Later in the afternoon, we went jet skiing again, near the shores of Mactan Island from Punta Engano to Imperial Water Park Resort.  The water was rough!
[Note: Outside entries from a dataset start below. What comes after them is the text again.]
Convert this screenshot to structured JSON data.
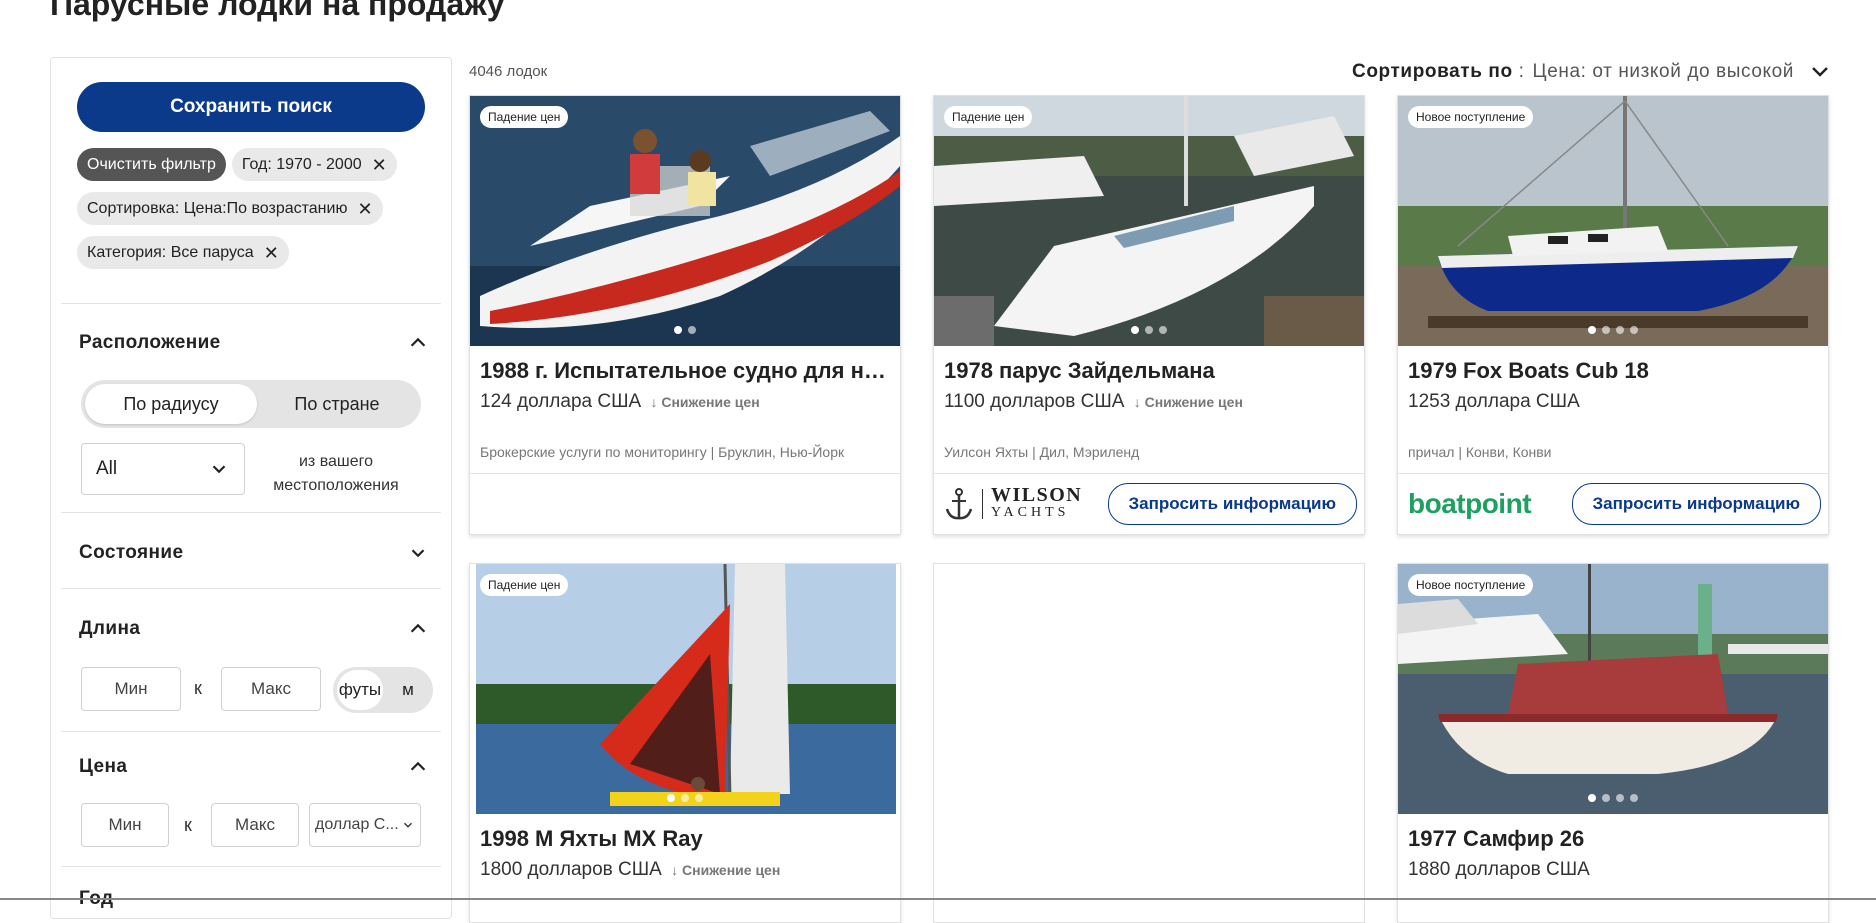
{
  "page": {
    "title": "Парусные лодки на продажу"
  },
  "sidebar": {
    "save_search": "Сохранить поиск",
    "chips": [
      {
        "label": "Очистить фильтр",
        "removable": false
      },
      {
        "label": "Год: 1970 - 2000",
        "removable": true
      },
      {
        "label": "Сортировка: Цена:По возрастанию",
        "removable": true
      },
      {
        "label": "Категория: Все паруса",
        "removable": true
      }
    ],
    "location": {
      "title": "Расположение",
      "options": [
        "По радиусу",
        "По стране"
      ],
      "radius_value": "All",
      "from_location": "из вашего местоположения"
    },
    "condition": {
      "title": "Состояние"
    },
    "length": {
      "title": "Длина",
      "min_placeholder": "Мин",
      "to": "к",
      "max_placeholder": "Макс",
      "unit_feet": "футы",
      "unit_m": "м"
    },
    "price": {
      "title": "Цена",
      "min_placeholder": "Мин",
      "to": "к",
      "max_placeholder": "Макс",
      "currency": "доллар С..."
    },
    "year": {
      "title": "Год"
    }
  },
  "results": {
    "count": "4046 лодок",
    "sort_label": "Сортировать по",
    "sort_value": "Цена: от низкой до высокой",
    "listings": [
      {
        "badge": "Падение цен",
        "title": "1988 г. Испытательное судно для на...",
        "price": "124 доллара США",
        "drop": "↓ Снижение цен",
        "seller": "Брокерские услуги по мониторингу | Бруклин, Нью-Йорк",
        "cta": "",
        "logo": ""
      },
      {
        "badge": "Падение цен",
        "title": "1978 парус Зайдельмана",
        "price": "1100 долларов США",
        "drop": "↓ Снижение цен",
        "seller": "Уилсон Яхты | Дил, Мэриленд",
        "cta": "Запросить информацию",
        "logo": "WILSON YACHTS"
      },
      {
        "badge": "Новое поступление",
        "title": "1979 Fox Boats Cub 18",
        "price": "1253 доллара США",
        "drop": "",
        "seller": "причал | Конви, Конви",
        "cta": "Запросить информацию",
        "logo": "boatpoint"
      },
      {
        "badge": "Падение цен",
        "title": "1998 M Яхты MX Ray",
        "price": "1800 долларов США",
        "drop": "↓ Снижение цен",
        "seller": "",
        "cta": "",
        "logo": ""
      },
      {
        "badge": "Новое поступление",
        "title": "1977 Самфир 26",
        "price": "1880 долларов США",
        "drop": "",
        "seller": "",
        "cta": "",
        "logo": ""
      }
    ]
  },
  "colors": {
    "primary": "#0b3a8a",
    "boatpoint": "#1fa060"
  }
}
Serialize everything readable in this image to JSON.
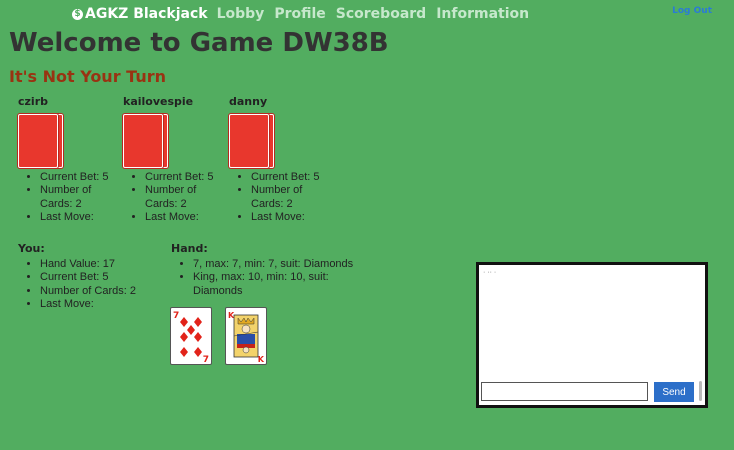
{
  "nav": {
    "brand": "AGKZ Blackjack",
    "brand_icon": "$",
    "links": [
      "Lobby",
      "Profile",
      "Scoreboard",
      "Information"
    ],
    "logout": "Log Out"
  },
  "page": {
    "title": "Welcome to Game DW38B",
    "turn_status": "It's Not Your Turn"
  },
  "players": [
    {
      "name": "czirb",
      "bet": "Current Bet: 5",
      "cards": "Number of Cards: 2",
      "last_move": "Last Move:"
    },
    {
      "name": "kailovespie",
      "bet": "Current Bet: 5",
      "cards": "Number of Cards: 2",
      "last_move": "Last Move:"
    },
    {
      "name": "danny",
      "bet": "Current Bet: 5",
      "cards": "Number of Cards: 2",
      "last_move": "Last Move:"
    }
  ],
  "you": {
    "heading": "You:",
    "hand_value": "Hand Value: 17",
    "bet": "Current Bet: 5",
    "cards": "Number of Cards: 2",
    "last_move": "Last Move:"
  },
  "hand": {
    "heading": "Hand:",
    "items": [
      "7, max: 7, min: 7, suit: Diamonds",
      "King, max: 10, min: 10, suit: Diamonds"
    ],
    "cards": [
      {
        "rank": "7",
        "suit_symbol": "♦"
      },
      {
        "rank": "K",
        "suit_symbol": "♦"
      }
    ]
  },
  "chat": {
    "log_text": "· ·· ·",
    "input_value": "",
    "send_label": "Send"
  },
  "colors": {
    "background": "#52ad60",
    "card_back": "#e8372d",
    "diamond": "#e2231a",
    "send": "#2c6fc9",
    "turn_text": "#993312"
  }
}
I was sharing the jetski with my friend A.  We were soaked right from the start with big splashes while our seasoned friends were swiftly skiing with the waves.  As we went along, I was curious about a newly built  resort with a row of villas and a bridgeway hanging on an infinity pool.  It's the Crimson Resort and Spa Mactan, the resort component of Seascape Resort Town by Filinvest Development Corporation.  I ought to check this place out next! :)


How to get here:

Option 1:  Rent a private boat from any resort/outrigger boatman in the shores of Mactan, Island,  a medium sized boat with capacity of 15 pax costs about P2500-3000, while bigger ones with capacity of 30 pax costs P3000-4500; this can be used the whole day.

Option 2: Take a common boat by Islands Banca Cruises at the Hilton Wharf (after Hilton Hotel) for P50/pax one way.  Daily trip schedule (except Wednesdays) is as follows:  8:30 am, 10 am, and 12 noon.  The last returning boat from the park to the  Hilton wharf is at 4 pm.

Option 3:  Take a public outrigger boat for P16 to Sta. Rosa, Olango Wharf at the Hilton Port.  Upon reaching the Olango Wharf, you may need to ride a trike going to Talima Adventure Water Park.

Talima Adventure Water Park Fees:

Don't be deceived by the P100 entrance fees.  On top of the entrance fee, you need to pay the following:

P250 unlimited use of inflatables including life vest
P100 unlimited use of zip n splash
P300 30 mins atv rental

Warning: Timing of the tide is crucial since the inflatables are a few meters from the shore, thus it will be closed during  low tide.  Zip n splash is likewise not allowed during low tide.

Bringing of food is not allowed.  There are a few restaurants and food kiosks like Cheaverz inside the park.  The prices are similar to that in the city (or so they say), but lechon is sold at a hefty price of P600/kilogram.